▶ _What this task involves_: Go through the lines below and copy any that hold the string "Message".

▶ _Material to process_:
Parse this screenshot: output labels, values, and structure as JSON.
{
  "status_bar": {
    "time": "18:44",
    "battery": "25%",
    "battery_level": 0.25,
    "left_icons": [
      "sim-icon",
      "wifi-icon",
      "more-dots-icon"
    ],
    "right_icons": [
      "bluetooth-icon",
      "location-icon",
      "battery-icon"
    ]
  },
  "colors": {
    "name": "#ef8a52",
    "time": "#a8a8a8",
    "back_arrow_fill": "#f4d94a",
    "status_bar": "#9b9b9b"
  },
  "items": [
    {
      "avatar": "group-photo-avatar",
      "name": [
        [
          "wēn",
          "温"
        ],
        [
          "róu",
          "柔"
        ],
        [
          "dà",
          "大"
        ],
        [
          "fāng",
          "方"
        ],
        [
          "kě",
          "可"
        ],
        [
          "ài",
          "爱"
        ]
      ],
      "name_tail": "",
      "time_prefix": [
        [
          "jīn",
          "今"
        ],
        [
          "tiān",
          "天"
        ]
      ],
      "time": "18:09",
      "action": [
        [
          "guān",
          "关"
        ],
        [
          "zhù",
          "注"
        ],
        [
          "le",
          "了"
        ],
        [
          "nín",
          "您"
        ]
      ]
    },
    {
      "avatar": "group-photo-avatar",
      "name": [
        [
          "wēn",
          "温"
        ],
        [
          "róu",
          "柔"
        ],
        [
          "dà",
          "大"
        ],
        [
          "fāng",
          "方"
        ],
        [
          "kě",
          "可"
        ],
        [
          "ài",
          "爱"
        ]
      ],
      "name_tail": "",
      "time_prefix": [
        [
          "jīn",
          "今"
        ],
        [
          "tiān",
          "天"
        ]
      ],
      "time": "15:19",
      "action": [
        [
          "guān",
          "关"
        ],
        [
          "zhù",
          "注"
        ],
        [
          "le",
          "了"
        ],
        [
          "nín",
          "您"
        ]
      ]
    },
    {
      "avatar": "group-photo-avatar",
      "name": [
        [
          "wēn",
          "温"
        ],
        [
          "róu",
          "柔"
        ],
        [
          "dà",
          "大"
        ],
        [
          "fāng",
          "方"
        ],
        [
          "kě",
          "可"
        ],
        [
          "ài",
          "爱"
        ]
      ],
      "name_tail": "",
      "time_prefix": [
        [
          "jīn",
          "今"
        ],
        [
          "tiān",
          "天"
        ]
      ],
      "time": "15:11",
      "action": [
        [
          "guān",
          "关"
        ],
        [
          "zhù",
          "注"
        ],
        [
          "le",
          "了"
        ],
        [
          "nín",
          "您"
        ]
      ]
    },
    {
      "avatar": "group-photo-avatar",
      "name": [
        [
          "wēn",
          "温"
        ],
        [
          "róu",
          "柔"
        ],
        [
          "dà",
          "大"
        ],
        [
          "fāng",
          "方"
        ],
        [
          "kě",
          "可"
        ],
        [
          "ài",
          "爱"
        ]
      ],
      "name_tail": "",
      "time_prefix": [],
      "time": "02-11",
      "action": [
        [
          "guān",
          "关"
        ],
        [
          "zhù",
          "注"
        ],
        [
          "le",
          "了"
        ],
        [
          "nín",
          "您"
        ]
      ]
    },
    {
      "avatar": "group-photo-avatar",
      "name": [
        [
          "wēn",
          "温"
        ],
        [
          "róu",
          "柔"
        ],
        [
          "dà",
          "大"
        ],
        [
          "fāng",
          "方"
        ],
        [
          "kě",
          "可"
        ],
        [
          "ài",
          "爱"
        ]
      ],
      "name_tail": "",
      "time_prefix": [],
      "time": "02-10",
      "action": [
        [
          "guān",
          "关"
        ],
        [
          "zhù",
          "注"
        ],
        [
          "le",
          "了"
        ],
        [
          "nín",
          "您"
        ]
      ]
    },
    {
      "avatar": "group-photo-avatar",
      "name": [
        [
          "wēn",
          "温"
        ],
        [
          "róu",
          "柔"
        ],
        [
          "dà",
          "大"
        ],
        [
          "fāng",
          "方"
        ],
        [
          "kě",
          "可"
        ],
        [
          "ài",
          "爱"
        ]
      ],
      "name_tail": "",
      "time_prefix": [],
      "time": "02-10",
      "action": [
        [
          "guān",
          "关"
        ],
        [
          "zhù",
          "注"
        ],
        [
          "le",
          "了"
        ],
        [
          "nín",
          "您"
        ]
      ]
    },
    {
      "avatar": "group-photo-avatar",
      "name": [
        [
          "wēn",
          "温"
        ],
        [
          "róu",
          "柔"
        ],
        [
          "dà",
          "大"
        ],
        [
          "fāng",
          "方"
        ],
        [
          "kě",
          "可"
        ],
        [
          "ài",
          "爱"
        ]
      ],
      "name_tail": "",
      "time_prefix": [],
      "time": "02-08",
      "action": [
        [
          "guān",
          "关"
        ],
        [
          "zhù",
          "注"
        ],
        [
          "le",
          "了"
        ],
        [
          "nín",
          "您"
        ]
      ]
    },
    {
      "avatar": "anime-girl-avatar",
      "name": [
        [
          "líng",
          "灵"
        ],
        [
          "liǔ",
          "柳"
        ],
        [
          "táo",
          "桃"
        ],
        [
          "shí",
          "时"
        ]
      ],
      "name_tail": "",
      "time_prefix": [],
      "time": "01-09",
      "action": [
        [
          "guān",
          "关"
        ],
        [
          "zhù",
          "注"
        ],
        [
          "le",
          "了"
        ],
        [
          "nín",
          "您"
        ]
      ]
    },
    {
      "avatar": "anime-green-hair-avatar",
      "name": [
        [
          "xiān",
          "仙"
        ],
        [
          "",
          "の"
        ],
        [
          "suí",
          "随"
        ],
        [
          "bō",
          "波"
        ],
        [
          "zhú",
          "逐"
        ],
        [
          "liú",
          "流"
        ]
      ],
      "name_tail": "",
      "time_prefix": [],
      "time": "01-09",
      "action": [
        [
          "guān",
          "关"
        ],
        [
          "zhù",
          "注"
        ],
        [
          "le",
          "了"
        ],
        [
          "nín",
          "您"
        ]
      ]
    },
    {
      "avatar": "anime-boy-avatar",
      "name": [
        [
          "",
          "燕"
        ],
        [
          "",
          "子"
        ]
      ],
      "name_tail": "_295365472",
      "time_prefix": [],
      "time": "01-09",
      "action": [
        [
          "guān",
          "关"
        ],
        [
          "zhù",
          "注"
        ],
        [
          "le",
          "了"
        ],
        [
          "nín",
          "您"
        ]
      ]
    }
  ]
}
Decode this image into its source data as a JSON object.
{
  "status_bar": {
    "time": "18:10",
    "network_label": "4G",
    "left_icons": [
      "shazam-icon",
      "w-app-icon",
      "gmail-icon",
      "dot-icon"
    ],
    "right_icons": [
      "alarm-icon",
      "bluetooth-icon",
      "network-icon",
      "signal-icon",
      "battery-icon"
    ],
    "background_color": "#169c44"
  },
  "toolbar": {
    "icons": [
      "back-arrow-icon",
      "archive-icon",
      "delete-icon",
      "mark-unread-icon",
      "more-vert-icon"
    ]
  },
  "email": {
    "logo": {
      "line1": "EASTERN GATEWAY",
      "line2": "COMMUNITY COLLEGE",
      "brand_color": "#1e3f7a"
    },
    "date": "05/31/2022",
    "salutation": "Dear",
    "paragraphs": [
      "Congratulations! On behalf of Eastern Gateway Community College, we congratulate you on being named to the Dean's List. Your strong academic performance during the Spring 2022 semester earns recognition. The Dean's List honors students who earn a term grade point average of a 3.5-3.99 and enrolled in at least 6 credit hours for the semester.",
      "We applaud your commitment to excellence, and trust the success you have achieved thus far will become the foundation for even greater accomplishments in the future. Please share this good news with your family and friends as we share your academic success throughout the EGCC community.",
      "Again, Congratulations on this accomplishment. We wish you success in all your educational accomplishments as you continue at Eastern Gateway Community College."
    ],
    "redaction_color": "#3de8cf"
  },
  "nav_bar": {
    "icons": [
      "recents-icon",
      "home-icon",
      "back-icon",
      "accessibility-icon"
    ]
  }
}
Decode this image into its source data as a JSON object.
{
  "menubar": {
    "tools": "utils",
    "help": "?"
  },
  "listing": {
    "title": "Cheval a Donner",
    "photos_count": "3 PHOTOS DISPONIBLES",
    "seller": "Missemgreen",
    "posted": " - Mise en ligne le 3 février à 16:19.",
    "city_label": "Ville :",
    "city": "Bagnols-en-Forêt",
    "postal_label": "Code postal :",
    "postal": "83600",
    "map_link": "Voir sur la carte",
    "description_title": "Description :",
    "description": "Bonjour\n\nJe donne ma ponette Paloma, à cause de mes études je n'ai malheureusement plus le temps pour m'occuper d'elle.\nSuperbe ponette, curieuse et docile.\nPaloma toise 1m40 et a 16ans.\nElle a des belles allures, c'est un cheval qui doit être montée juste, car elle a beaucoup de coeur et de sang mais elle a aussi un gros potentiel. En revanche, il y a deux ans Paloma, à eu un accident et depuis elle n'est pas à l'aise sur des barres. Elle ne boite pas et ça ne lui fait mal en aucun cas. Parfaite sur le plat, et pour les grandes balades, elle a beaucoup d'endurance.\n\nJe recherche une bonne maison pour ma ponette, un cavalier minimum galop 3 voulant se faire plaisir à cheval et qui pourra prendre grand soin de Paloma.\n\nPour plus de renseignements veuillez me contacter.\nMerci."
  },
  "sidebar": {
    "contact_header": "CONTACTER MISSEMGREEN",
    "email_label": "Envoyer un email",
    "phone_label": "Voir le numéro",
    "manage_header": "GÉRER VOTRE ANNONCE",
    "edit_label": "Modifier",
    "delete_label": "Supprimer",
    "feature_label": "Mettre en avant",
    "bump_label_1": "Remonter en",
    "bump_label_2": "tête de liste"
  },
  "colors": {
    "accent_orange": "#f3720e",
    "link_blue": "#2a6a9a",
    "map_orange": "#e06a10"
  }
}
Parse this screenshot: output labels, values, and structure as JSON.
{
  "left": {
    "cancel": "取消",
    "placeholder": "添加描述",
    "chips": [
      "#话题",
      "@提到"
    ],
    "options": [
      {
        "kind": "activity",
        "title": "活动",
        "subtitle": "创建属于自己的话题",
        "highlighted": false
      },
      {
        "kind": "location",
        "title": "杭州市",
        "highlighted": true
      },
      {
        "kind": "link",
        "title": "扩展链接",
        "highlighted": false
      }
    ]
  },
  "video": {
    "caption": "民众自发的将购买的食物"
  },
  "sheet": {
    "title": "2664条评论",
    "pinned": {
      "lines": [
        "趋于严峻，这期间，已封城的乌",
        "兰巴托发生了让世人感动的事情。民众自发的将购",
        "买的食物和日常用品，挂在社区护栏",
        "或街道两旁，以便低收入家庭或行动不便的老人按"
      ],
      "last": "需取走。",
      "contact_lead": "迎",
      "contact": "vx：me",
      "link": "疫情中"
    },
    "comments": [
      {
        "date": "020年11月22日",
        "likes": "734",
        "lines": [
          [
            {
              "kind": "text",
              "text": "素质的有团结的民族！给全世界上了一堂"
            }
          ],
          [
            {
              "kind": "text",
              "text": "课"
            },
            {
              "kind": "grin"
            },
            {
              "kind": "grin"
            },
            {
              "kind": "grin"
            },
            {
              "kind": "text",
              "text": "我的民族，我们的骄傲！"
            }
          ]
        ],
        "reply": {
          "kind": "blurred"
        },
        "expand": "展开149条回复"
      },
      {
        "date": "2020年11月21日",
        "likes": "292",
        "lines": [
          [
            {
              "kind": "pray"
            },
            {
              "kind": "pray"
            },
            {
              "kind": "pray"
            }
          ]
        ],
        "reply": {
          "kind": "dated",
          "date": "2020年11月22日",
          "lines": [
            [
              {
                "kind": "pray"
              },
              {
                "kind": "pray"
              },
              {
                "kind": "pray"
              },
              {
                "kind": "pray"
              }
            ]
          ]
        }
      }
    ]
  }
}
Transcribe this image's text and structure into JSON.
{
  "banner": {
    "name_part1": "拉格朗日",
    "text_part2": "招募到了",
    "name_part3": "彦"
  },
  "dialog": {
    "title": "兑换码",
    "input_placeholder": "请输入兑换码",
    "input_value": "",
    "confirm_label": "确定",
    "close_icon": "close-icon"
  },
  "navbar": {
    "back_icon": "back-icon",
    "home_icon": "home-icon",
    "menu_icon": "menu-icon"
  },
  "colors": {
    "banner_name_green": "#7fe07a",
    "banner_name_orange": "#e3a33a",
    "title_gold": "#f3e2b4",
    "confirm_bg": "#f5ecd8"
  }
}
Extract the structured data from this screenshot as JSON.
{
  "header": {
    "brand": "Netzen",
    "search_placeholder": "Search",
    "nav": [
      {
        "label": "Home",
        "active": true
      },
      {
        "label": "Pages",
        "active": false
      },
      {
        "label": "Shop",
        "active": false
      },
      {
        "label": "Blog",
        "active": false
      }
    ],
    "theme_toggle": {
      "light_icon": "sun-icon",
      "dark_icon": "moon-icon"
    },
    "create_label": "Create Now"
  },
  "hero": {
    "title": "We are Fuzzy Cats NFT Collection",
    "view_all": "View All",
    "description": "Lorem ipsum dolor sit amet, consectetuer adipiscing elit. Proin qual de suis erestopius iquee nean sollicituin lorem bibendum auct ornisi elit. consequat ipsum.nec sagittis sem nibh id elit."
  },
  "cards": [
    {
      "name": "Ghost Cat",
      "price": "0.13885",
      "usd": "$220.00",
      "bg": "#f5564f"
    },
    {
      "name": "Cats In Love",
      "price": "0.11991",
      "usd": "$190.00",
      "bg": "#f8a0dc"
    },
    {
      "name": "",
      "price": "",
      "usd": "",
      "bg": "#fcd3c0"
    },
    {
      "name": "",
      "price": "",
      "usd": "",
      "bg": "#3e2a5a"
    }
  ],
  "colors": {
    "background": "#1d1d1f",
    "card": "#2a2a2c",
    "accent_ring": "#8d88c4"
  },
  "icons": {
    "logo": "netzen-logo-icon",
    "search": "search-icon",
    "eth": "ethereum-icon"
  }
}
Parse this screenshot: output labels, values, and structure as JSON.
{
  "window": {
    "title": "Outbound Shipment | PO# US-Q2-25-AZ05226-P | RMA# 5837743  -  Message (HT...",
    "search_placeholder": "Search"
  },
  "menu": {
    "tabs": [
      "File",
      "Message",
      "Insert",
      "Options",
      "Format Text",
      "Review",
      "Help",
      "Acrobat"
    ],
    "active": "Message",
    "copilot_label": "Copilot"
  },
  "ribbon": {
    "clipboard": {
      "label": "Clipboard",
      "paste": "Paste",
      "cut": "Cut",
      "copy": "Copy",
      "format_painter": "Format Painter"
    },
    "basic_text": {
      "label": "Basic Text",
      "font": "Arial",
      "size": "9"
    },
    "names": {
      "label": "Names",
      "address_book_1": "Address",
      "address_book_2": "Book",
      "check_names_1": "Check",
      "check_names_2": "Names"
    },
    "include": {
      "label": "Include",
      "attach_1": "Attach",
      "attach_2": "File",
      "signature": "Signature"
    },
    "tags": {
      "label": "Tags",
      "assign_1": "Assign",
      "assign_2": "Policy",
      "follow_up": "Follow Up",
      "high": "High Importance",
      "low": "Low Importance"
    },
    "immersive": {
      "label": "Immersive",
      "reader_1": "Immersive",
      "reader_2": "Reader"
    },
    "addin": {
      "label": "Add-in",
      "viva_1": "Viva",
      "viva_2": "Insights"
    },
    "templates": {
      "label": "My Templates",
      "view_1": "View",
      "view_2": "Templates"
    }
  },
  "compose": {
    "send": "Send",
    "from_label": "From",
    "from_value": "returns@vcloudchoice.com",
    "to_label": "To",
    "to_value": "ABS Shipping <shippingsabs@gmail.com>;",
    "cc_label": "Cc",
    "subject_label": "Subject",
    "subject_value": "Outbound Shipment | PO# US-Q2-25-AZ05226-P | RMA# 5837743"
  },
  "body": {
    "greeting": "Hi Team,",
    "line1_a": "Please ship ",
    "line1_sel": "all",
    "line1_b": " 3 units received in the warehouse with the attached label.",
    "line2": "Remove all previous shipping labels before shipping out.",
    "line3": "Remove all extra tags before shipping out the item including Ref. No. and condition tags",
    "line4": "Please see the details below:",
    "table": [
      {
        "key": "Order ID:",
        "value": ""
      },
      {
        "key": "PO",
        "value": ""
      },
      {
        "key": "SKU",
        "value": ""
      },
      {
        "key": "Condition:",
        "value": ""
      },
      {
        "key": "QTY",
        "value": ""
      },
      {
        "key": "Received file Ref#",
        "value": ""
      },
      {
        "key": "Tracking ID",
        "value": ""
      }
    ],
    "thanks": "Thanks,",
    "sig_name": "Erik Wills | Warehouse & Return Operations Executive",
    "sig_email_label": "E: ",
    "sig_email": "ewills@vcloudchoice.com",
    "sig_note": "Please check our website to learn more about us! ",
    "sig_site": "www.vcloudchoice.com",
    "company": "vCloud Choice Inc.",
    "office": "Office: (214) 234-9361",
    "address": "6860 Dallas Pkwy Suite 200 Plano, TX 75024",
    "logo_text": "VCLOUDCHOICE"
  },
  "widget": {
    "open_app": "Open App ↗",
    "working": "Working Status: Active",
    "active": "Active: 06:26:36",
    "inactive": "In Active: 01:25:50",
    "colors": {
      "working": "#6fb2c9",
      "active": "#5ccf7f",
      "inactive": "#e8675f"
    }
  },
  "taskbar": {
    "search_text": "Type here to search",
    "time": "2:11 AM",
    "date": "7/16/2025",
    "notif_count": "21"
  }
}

▶ _Answer to the exercise_:
    "title": "Outbound Shipment | PO# US-Q2-25-AZ05226-P | RMA# 5837743  -  Message (HT...",
      "Message",
    "active": "Message",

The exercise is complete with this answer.